Photo provided by Stephanie Riddle

You’d be wrong if you thought the story of the protest at Standing Rock in North Dakota simply ended with its victory. The story continues, with plans for the future, and with reflection on what this experience meant to those who participated. As a veteran service organization, we discuss veterans in their unity and diversity, and the many facets of what it means to be a veteran in today’s world. The movement at the Standing Rock Indian Reservation was large, complex, and is far from over. While many civilians felt it was their civic duty to stand for their beliefs, this movement struck a chord for many veterans as well. But, some might be wondering: why?

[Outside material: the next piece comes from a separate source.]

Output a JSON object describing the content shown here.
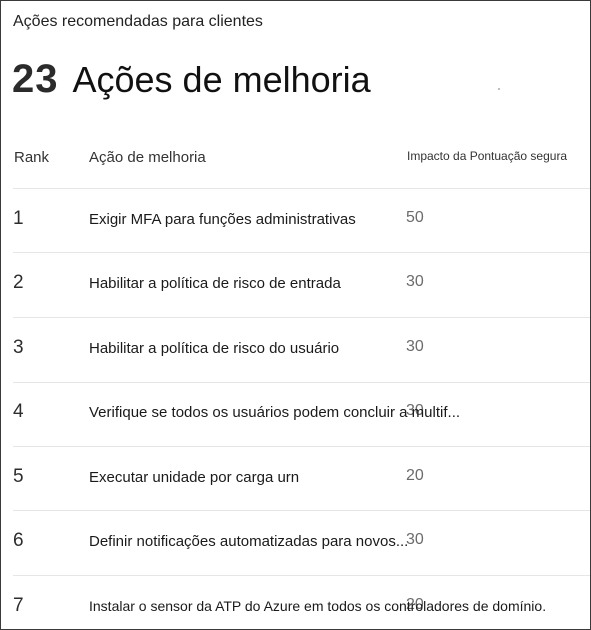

It is undeniable that Veterans Stand for Standing Rock had a public impact. The movement took the country by surprise and added a different perspective to the already complicated mix.

“When veterans come together in numbers for a unified cause and make a stand, the people in this country watch closely. We bring a lot to the table in terms of social awareness and media attention,” explains Stephanie Riddle, a volunteer for The Mission Continues.

Another volunteer of The Mission Continues, Danielle Bradley, said that since the ball got rolling, “Other veterans have taken notice and want to join in the movement. With this, our voices are getting even stronger…” The bottom line is, “If we keep this united front, we can make a difference for this world!”

But again, many wonder: What makes this cause speak to veterans and spur them to action?


Photo provided by Stephanie Riddle

For Stephanie and Danielle who joined the protest, it was important to uphold their oath to protect the country’s land and people, just as they did while in the military. “I couldn’t take the mistreatment of the protesters, and sit at home and do nothing about it…” said Danielle. In a very tangible way, “we came out to show that we will defend the people of this country, even when our obligation on paper has ended.”

Hipolito Arriaga III, a Fellowship Program alum, said, “I could not comprehend how this was happening in America…dispatching weapons familiar to me from military experience, against unarmed U.S. civilians.” He too traveled to North Dakota with Veterans Stand for Standing Rock. He thought, “Who better than us?”


Photo of Danielle Bradley and Stephanie Riddle. Photo provided by Stephanie Riddle.

Stephanie’s experience as a veteran made participation in the protest all the more meaningful. “After my deployment in support of Operation Iraqi Freedom, reality started to sink in. Did our involvement make a positive impact in the world? The more I learned, the more I felt that my time in service was polluted.”

After Stephanie’s military term of service ended, she said, “veteran organizations like The Mission Continues allowed me to continue serving, making a positive impact.”

Stephanie, Danielle and Hipolito serve in their home cities where they are needed most. Hipolito completed our Fellowship Program in 2014, in which he volunteered at a local nonprofit for six months, and now volunteers with his local Service Platoon in Florida. Stephanie is a Platoon Leader for a Service Platoon in the Boston area, and on the opposite coast, Danielle is involved in a Service Platoon as a Team Leader in Southern California.

Through the Service Platoons, these three work alongside their fellow veterans and civilians to organize service projects, and participate in our annual events, such as Mass Deployment and the Women Veteran Leadership Summit.

“From past experience when I focused too much inwardly, feeling sorry for myself and for my disorders, I tended to suffer most. When I took part in something larger, I started to believe in myself,” observed Hipolito.


Hipolito Arriaga III and Anthony Torres, who is a US Army veteran and Mission Continues Alum. Photo provided by Hipolito Arriaga III.

Their trip to North Dakota was truly unlike any other, as they braved extreme weather conditions and various “logistical nightmares.” Luckily, they were very warmly greeted and hosted by the local residents. As his group arrived by bus, Hipolito “was mesmerized by the seemingly endless flags of various native tribes encircling the camp, it was awe-inspiring,” Hipolito continued, “it truly felt as though it was a historic moment. It was the first time that I had felt in (partial) uniform righteously proud of my actions; no longer was I a destroyer but now a preserver of people.”

“I am forever changed,” said Danielle, “I am humbled by the Lakota, Nakota, Dakota, and the Navajo’s generosity, I am inspired by their strength, and I am motivated by their determination.”

The current resolution is only temporary, and Veterans Stand for Standing Rock’s momentum continues. Stephanie explains that “there is fear that the new administration will overturn the rerouting decision and the pipeline will be built under Lake Oahe, a dammed portion of the Missouri river and the main source of drinking water for the Standing Rock Sioux Reservation.” Veterans Stand for Standing Rock plans to gather again in the spring.

When veterans mobilize, we can truly have a voice, send a message, and make an impact.

Today that message is, in Danielle’s words: “We will never stop protecting.”

Note: In addition to The Mission Continues, Hipolito Arriaga is also a member of The Combat Hippies, and you can read a full account of his trip on their site